:: Directions for this task ::
The expected answer is the full listing, repeated exactly and free of images.

:: Listed records ::

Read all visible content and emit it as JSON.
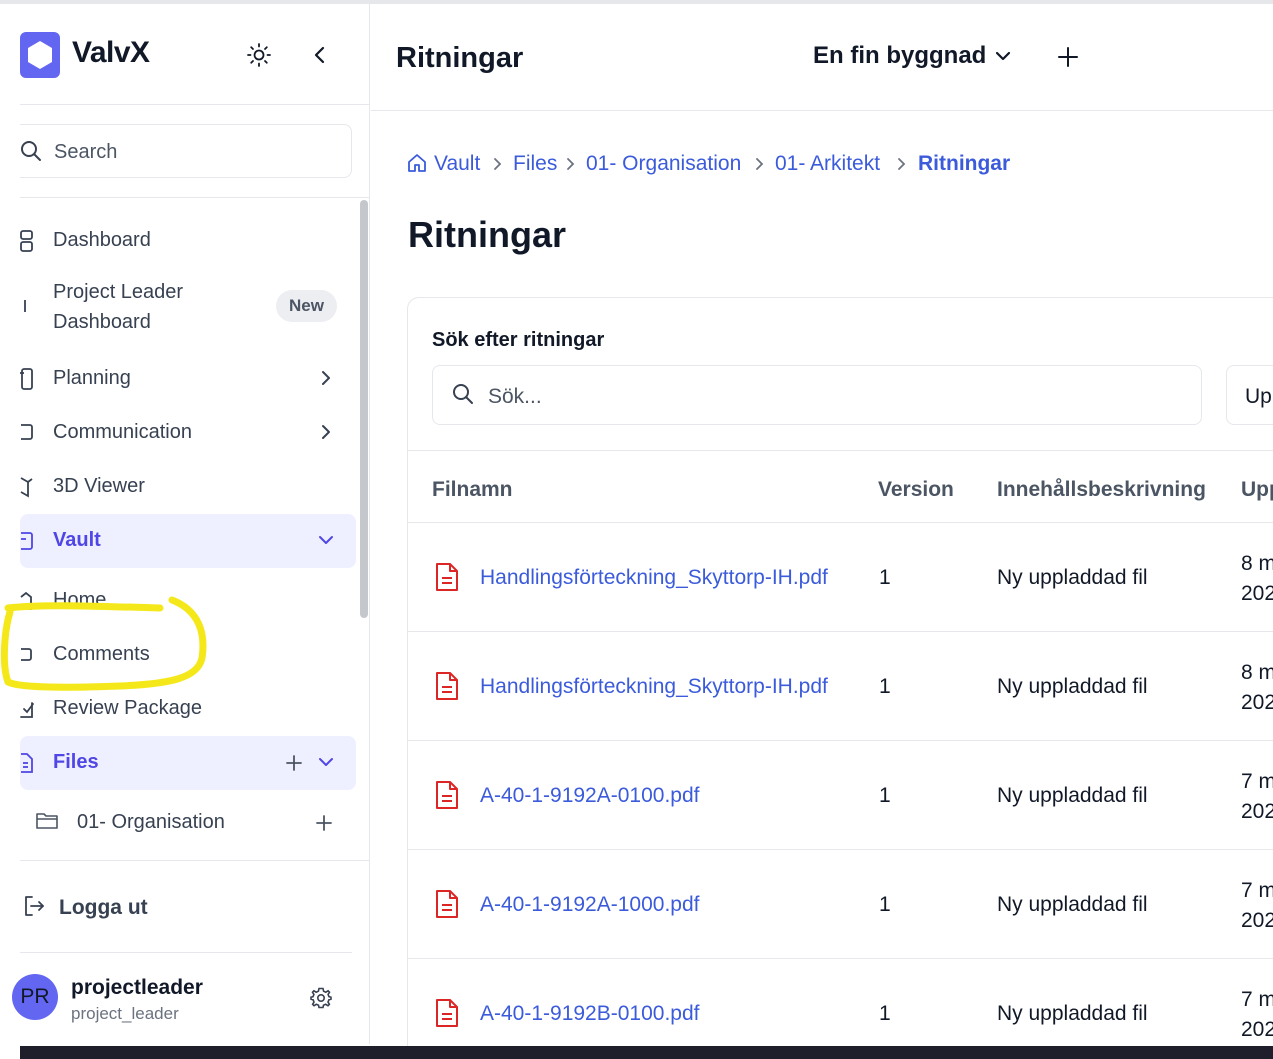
{
  "sidebar": {
    "brand": "ValvX",
    "search_placeholder": "Search",
    "items": [
      {
        "label": "Dashboard"
      },
      {
        "label_line1": "Project Leader",
        "label_line2": "Dashboard",
        "badge": "New"
      },
      {
        "label": "Planning"
      },
      {
        "label": "Communication"
      },
      {
        "label": "3D Viewer"
      },
      {
        "label": "Vault"
      },
      {
        "label": "Home"
      },
      {
        "label": "Comments"
      },
      {
        "label": "Review Package"
      },
      {
        "label": "Files"
      },
      {
        "label": "01- Organisation"
      }
    ],
    "logout": "Logga ut",
    "user": {
      "initials": "PR",
      "name": "projectleader",
      "id": "project_leader"
    }
  },
  "header": {
    "title": "Ritningar",
    "project": "En fin byggnad"
  },
  "breadcrumb": [
    "Vault",
    "Files",
    "01- Organisation",
    "01- Arkitekt",
    "Ritningar"
  ],
  "page": {
    "heading": "Ritningar",
    "search_label": "Sök efter ritningar",
    "search_placeholder": "Sök...",
    "upload_label": "Up"
  },
  "table": {
    "columns": [
      "Filnamn",
      "Version",
      "Innehållsbeskrivning",
      "Upp"
    ],
    "rows": [
      {
        "name": "Handlingsförteckning_Skyttorp-IH.pdf",
        "version": "1",
        "desc": "Ny uppladdad fil",
        "date1": "8 m",
        "date2": "202"
      },
      {
        "name": "Handlingsförteckning_Skyttorp-IH.pdf",
        "version": "1",
        "desc": "Ny uppladdad fil",
        "date1": "8 m",
        "date2": "202"
      },
      {
        "name": "A-40-1-9192A-0100.pdf",
        "version": "1",
        "desc": "Ny uppladdad fil",
        "date1": "7 m",
        "date2": "202"
      },
      {
        "name": "A-40-1-9192A-1000.pdf",
        "version": "1",
        "desc": "Ny uppladdad fil",
        "date1": "7 m",
        "date2": "202"
      },
      {
        "name": "A-40-1-9192B-0100.pdf",
        "version": "1",
        "desc": "Ny uppladdad fil",
        "date1": "7 m",
        "date2": "202"
      }
    ]
  },
  "colors": {
    "accent": "#4f46e5",
    "link": "#3b5bdb",
    "pdf": "#dc2626",
    "highlight": "#f5e81a"
  }
}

:: Expected answer ::
Read all visible content and emit it as JSON.
{
  "sidebar": {
    "brand": "ValvX",
    "search_placeholder": "Search",
    "items": [
      {
        "label": "Dashboard"
      },
      {
        "label_line1": "Project Leader",
        "label_line2": "Dashboard",
        "badge": "New"
      },
      {
        "label": "Planning"
      },
      {
        "label": "Communication"
      },
      {
        "label": "3D Viewer"
      },
      {
        "label": "Vault"
      },
      {
        "label": "Home"
      },
      {
        "label": "Comments"
      },
      {
        "label": "Review Package"
      },
      {
        "label": "Files"
      },
      {
        "label": "01- Organisation"
      }
    ],
    "logout": "Logga ut",
    "user": {
      "initials": "PR",
      "name": "projectleader",
      "id": "project_leader"
    }
  },
  "header": {
    "title": "Ritningar",
    "project": "En fin byggnad"
  },
  "breadcrumb": [
    "Vault",
    "Files",
    "01- Organisation",
    "01- Arkitekt",
    "Ritningar"
  ],
  "page": {
    "heading": "Ritningar",
    "search_label": "Sök efter ritningar",
    "search_placeholder": "Sök...",
    "upload_label": "Up"
  },
  "table": {
    "columns": [
      "Filnamn",
      "Version",
      "Innehållsbeskrivning",
      "Upp"
    ],
    "rows": [
      {
        "name": "Handlingsförteckning_Skyttorp-IH.pdf",
        "version": "1",
        "desc": "Ny uppladdad fil",
        "date1": "8 m",
        "date2": "202"
      },
      {
        "name": "Handlingsförteckning_Skyttorp-IH.pdf",
        "version": "1",
        "desc": "Ny uppladdad fil",
        "date1": "8 m",
        "date2": "202"
      },
      {
        "name": "A-40-1-9192A-0100.pdf",
        "version": "1",
        "desc": "Ny uppladdad fil",
        "date1": "7 m",
        "date2": "202"
      },
      {
        "name": "A-40-1-9192A-1000.pdf",
        "version": "1",
        "desc": "Ny uppladdad fil",
        "date1": "7 m",
        "date2": "202"
      },
      {
        "name": "A-40-1-9192B-0100.pdf",
        "version": "1",
        "desc": "Ny uppladdad fil",
        "date1": "7 m",
        "date2": "202"
      }
    ]
  },
  "colors": {
    "accent": "#4f46e5",
    "link": "#3b5bdb",
    "pdf": "#dc2626",
    "highlight": "#f5e81a"
  }
}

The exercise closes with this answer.